Stephen Bocking teaches in Environmental and Resource Studies program at Trent University. He has written numerous academic articles; his book, Ecologists and Environmental Politics: A History of Contemporary Ecology, was published by Yale University Press in 1997.

Preface

Encountering Biodiversity: Ecology, Ideas, Action
S. Bocking  

Part One: Where We've Been

The Background of Biodiversity: A Brief History of Canadians and their Living Environment 
S. Bocking

Banff National Park: The Historic Legacy for Biodiversity 
R. Page

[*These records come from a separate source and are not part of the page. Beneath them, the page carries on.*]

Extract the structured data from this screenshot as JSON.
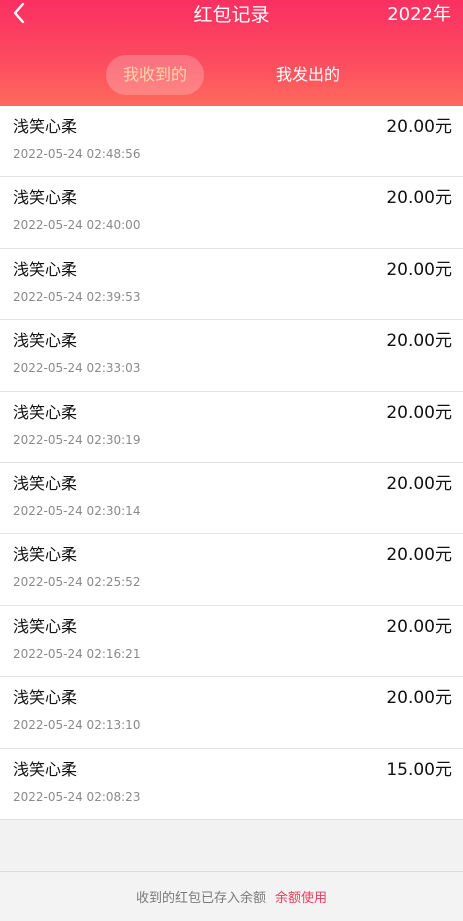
{
  "header": {
    "title": "红包记录",
    "year": "2022年",
    "back_icon": "chevron-left-icon",
    "tabs": [
      {
        "label": "我收到的",
        "active": true
      },
      {
        "label": "我发出的",
        "active": false
      }
    ],
    "colors": {
      "gradient_top": "#fb2f62",
      "gradient_bottom": "#fe6a5e",
      "active_tab_text": "#ffd6a8"
    }
  },
  "records": [
    {
      "name": "浅笑心柔",
      "time": "2022-05-24 02:48:56",
      "amount": "20.00元"
    },
    {
      "name": "浅笑心柔",
      "time": "2022-05-24 02:40:00",
      "amount": "20.00元"
    },
    {
      "name": "浅笑心柔",
      "time": "2022-05-24 02:39:53",
      "amount": "20.00元"
    },
    {
      "name": "浅笑心柔",
      "time": "2022-05-24 02:33:03",
      "amount": "20.00元"
    },
    {
      "name": "浅笑心柔",
      "time": "2022-05-24 02:30:19",
      "amount": "20.00元"
    },
    {
      "name": "浅笑心柔",
      "time": "2022-05-24 02:30:14",
      "amount": "20.00元"
    },
    {
      "name": "浅笑心柔",
      "time": "2022-05-24 02:25:52",
      "amount": "20.00元"
    },
    {
      "name": "浅笑心柔",
      "time": "2022-05-24 02:16:21",
      "amount": "20.00元"
    },
    {
      "name": "浅笑心柔",
      "time": "2022-05-24 02:13:10",
      "amount": "20.00元"
    },
    {
      "name": "浅笑心柔",
      "time": "2022-05-24 02:08:23",
      "amount": "15.00元"
    }
  ],
  "footer": {
    "note": "收到的红包已存入余额",
    "link": "余额使用",
    "link_color": "#f03a5f"
  }
}
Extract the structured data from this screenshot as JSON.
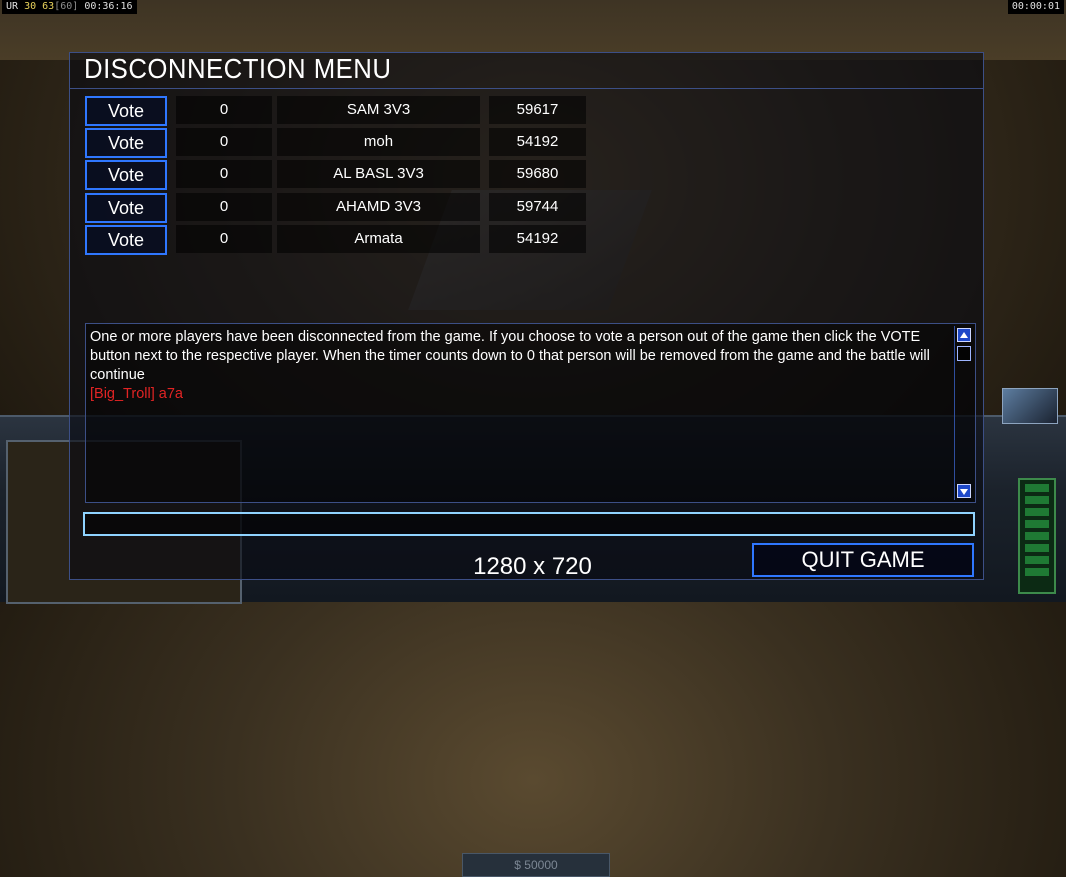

Part Two: The Ecology of Biodiversity

Status and Trends in Canadian Biodiversity
T. Mosquin

Biodiversity in Canadian Fresh and Marine Waters
D. McAllister

The Roles of Biodiversity in Creating and Maintaining the Ecosphere 
T. Mosquin

The Chain of Seeds: Biodiversity and Agriculture
B. Wildfong, with additional material by J. Chiperzak

Appendix: Farm Animals: Diversity is Declining
J. Chiperzak

Part Three: Ideas, Knowlegde, and Values

Taking Indigenous Science Seriously
R. Barsh

Science and Biodiversity 
R. Baydack

Celebrating Diversity: Adaptive Planning and Biodiversity Conservation 
N. Lister & J. Kay

Economic Aspects of Canadian Biodiversity 
P. Whiting

Public Perspectives on Biodiversity: Models and a Case Study
L. Vanderlinden & J. Eyles

Part Four: Taking Action

Biodiversity: The Policy Challenge 
R. Paehlke

Canadian Biodiversity and the Law 
I. Attridge

Implementing a Biodiversity Action Plan in Quebec
J. Prescott

The Role of Non-Government Organizations in Biodiversity Conservation 
J. DeMarco & A. Bell

Alberta's Special Places 2000: Conservation, Conflict,  and the Castle-Crown Wilderness
L. Stefanick & K. Wells

The Political Ecology of Biodiversity: A View from the Western Woods
M. M'Gonigle 

Contributors 

Index

Biodiversity in Canada tackles the formidable and critically important issues of our natural resources and wilderness. This excellent collection will be essential reading for anyone concerned with the future sustainability of Canada's economies and ecosystems. Professor Bocking has successfully integrated the diverse interdisciplinary perspectives that connect indigenous peoples' knowledges with the insights, and uncertainties, of Western social and natural sciences.

Robert Boardman, McCulloch Professor of Political Science, Dalhousie University

Loss of biodiversity, largely the result of habitat destruction, overexploitation and invasions of non-native species, is the most pressing environmental problem today. Surprisingly for a sparsely populated country, Canada has been adding 15 species per year to its list of species at risk, which now totals over 300. This book is the only comprehensive account of biodiversity in Canada.

David W. Schindler, Killam Memorial Professor of Ecology University of Alberta, Edmonton (Winner of the 1991 Stockholm Water Prize and the 1998 Volvo Environment Prize)